| REQUIRED ACTION |
Report back every line from the entries below in which the word "applied" occurs.
== RECORDS ==
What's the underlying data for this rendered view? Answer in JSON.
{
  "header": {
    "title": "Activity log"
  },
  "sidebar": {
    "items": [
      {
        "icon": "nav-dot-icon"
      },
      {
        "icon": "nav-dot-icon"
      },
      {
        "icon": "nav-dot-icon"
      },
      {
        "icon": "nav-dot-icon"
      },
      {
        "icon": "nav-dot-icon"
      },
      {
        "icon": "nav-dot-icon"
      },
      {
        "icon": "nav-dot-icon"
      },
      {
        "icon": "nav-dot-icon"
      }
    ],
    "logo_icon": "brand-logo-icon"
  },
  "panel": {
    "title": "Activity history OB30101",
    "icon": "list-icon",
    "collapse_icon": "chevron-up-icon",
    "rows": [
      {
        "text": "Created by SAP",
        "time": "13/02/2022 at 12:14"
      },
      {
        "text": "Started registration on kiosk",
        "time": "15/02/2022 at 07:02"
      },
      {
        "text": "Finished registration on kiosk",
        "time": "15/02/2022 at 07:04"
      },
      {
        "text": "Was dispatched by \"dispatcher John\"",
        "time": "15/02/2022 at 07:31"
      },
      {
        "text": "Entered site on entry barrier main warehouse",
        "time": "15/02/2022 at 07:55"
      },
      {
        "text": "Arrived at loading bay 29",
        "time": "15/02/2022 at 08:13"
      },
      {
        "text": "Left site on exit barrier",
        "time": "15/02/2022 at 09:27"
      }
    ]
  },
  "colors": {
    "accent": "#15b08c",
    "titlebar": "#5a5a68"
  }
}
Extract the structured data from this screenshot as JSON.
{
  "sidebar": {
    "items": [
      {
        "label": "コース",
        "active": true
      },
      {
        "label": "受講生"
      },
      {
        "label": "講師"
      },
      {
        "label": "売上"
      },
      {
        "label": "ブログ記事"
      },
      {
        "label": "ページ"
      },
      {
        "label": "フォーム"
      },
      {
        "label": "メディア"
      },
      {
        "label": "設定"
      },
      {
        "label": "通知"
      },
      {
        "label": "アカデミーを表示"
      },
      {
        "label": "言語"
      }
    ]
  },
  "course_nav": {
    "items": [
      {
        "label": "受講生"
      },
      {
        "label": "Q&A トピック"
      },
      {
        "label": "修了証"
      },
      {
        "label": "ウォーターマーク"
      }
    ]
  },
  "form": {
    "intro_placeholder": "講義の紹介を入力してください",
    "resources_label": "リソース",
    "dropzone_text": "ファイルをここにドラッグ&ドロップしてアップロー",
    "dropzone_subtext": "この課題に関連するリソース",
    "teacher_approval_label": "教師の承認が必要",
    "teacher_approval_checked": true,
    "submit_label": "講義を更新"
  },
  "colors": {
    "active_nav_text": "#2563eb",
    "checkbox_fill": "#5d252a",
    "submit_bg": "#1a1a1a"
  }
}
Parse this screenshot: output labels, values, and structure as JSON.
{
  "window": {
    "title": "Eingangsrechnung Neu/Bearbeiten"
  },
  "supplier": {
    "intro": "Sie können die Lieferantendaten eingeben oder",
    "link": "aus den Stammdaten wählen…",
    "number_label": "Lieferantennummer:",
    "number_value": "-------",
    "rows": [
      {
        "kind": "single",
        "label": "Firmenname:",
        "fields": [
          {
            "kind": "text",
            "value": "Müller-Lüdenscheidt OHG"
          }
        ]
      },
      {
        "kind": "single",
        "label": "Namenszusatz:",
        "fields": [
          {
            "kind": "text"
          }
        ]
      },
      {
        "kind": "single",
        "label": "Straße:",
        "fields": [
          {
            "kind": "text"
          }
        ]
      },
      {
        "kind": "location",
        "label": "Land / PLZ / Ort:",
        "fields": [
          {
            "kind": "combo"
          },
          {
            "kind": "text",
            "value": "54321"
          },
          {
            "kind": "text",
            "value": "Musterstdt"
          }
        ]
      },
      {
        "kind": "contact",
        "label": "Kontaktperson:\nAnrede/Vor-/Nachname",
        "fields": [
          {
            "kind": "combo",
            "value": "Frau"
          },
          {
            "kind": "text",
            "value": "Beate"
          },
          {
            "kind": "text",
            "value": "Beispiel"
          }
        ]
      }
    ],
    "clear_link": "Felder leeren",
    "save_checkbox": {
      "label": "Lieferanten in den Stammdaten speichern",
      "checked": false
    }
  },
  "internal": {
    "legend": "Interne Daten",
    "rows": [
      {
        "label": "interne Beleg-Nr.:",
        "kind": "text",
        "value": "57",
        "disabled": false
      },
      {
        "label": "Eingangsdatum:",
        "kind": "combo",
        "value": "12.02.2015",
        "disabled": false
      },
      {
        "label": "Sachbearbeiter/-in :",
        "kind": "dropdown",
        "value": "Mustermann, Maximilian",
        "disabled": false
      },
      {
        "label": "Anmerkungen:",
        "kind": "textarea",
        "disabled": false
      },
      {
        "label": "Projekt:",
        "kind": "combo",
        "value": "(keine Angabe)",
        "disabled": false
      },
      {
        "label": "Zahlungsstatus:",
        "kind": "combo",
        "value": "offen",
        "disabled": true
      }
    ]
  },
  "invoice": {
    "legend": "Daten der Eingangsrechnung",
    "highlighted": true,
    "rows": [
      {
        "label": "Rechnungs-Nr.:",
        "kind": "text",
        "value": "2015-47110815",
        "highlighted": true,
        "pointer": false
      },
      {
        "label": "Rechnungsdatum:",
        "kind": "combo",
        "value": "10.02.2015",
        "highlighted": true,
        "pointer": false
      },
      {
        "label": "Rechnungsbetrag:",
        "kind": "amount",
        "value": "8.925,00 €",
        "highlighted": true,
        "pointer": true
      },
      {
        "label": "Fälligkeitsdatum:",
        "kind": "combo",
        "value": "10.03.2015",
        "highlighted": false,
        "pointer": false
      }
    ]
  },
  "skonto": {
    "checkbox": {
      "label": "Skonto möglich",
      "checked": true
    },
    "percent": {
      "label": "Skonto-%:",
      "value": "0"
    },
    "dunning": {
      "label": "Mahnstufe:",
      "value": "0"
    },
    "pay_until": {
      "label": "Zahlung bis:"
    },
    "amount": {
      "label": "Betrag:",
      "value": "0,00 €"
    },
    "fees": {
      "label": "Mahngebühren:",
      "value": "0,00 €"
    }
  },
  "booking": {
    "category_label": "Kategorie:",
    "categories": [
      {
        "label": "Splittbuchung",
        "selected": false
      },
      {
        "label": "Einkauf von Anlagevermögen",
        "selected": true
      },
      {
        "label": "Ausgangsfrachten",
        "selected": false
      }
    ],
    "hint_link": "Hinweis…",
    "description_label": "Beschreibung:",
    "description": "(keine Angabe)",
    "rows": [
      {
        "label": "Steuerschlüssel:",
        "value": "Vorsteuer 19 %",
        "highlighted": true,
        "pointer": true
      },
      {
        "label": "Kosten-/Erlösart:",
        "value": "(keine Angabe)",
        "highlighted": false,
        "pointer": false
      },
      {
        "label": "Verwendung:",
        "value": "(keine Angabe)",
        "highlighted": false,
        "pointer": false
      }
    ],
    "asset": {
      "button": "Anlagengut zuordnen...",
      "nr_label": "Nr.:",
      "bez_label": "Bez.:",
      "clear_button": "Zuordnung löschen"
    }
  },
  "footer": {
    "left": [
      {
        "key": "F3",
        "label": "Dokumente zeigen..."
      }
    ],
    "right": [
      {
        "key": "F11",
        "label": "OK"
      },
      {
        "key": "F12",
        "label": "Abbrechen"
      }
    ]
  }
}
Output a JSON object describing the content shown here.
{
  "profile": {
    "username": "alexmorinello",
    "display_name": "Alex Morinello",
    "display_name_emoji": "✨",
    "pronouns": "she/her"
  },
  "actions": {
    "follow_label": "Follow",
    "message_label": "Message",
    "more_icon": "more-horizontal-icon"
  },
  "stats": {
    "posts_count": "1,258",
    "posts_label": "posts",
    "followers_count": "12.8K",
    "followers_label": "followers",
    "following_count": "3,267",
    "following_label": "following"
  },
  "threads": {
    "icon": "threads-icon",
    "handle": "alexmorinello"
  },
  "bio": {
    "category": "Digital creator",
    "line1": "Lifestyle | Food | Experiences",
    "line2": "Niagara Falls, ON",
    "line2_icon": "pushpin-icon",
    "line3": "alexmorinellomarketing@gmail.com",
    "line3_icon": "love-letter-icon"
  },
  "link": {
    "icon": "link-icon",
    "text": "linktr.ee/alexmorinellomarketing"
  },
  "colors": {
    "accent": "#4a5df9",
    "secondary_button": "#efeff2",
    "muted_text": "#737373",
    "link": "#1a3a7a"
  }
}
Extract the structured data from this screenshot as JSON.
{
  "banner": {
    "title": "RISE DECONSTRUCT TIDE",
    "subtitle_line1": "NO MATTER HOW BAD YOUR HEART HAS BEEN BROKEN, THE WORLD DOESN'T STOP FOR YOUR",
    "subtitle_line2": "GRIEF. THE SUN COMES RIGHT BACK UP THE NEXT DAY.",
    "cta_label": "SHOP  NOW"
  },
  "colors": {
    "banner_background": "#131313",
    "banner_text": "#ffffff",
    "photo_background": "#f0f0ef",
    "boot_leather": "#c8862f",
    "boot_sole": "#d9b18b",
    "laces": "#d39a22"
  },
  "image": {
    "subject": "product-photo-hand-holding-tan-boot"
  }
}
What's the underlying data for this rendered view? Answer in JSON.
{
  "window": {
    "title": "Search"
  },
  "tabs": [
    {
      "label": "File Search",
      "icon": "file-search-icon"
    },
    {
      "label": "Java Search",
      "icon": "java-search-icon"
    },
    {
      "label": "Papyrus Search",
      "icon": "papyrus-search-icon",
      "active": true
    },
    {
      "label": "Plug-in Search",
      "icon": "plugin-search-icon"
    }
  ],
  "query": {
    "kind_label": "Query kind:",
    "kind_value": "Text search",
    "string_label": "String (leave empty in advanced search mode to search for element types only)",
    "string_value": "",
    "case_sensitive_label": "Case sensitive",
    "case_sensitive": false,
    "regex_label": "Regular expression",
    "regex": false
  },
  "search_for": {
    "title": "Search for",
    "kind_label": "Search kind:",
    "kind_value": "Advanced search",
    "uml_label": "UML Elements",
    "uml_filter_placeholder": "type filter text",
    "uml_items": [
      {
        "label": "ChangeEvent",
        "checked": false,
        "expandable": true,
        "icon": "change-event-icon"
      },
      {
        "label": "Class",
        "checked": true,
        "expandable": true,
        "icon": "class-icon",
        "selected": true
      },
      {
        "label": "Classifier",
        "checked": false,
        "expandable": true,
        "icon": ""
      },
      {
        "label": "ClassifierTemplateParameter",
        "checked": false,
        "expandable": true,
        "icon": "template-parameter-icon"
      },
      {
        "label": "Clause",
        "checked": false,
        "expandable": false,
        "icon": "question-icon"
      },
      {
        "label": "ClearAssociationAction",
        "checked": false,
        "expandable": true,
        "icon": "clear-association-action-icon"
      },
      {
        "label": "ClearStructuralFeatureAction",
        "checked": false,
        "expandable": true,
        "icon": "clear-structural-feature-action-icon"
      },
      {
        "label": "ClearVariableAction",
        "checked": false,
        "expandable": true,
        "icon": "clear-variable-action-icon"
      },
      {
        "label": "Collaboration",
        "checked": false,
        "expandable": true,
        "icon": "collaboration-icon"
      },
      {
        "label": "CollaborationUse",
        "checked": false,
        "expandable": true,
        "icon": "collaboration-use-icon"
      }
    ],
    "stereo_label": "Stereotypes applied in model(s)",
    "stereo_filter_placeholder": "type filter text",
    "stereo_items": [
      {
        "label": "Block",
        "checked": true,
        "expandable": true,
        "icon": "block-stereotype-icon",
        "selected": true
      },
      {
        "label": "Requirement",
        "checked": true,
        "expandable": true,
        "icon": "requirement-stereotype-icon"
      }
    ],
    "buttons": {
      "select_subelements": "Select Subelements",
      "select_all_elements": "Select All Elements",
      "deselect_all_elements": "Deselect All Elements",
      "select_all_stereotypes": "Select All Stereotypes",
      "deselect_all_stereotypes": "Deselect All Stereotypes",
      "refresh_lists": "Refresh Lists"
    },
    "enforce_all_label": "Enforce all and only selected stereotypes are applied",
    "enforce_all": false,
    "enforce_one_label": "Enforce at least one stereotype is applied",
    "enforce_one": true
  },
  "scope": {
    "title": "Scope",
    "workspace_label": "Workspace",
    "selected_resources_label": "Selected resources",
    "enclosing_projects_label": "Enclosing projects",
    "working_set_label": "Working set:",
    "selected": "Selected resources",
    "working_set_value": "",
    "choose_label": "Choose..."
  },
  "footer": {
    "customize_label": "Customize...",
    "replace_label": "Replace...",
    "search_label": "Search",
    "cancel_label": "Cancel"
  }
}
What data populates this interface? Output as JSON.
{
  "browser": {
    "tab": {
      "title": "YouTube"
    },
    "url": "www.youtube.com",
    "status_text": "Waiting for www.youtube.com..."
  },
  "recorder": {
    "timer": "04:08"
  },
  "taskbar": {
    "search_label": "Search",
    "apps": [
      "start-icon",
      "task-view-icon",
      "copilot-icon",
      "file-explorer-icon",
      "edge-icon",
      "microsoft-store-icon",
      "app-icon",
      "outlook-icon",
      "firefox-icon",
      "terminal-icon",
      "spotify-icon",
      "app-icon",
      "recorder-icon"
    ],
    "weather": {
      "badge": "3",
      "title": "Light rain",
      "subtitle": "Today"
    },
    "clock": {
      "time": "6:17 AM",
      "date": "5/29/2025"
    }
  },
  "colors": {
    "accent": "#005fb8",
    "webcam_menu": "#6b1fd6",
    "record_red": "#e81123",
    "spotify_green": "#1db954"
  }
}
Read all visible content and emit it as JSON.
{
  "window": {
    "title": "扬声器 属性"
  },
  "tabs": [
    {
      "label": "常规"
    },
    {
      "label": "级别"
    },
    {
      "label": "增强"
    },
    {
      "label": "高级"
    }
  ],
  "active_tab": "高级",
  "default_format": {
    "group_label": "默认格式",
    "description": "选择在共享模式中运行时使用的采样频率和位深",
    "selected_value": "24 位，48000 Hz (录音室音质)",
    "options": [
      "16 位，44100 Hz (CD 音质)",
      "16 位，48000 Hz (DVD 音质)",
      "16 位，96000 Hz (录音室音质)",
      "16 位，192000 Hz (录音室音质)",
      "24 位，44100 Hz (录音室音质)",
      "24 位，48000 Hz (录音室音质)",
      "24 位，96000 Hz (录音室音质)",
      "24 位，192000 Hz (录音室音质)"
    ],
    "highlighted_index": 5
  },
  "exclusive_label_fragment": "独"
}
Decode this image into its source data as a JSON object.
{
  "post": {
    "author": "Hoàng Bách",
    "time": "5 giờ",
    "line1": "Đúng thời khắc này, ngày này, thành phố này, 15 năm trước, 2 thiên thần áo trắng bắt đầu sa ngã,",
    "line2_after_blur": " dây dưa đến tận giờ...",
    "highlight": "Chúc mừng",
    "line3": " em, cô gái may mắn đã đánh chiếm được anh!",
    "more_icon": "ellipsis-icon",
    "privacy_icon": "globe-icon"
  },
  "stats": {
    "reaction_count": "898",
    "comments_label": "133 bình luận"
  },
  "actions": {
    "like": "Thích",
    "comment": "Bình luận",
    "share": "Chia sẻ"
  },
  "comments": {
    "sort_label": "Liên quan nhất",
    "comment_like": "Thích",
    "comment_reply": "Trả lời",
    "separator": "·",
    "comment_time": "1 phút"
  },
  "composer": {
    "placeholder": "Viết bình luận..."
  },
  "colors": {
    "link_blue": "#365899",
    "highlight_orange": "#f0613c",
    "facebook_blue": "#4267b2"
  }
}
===
| RESULT OF THE EXERCISE |
    "stereo_label": "Stereotypes applied in model(s)",
    "enforce_all_label": "Enforce all and only selected stereotypes are applied",
    "enforce_one_label": "Enforce at least one stereotype is applied",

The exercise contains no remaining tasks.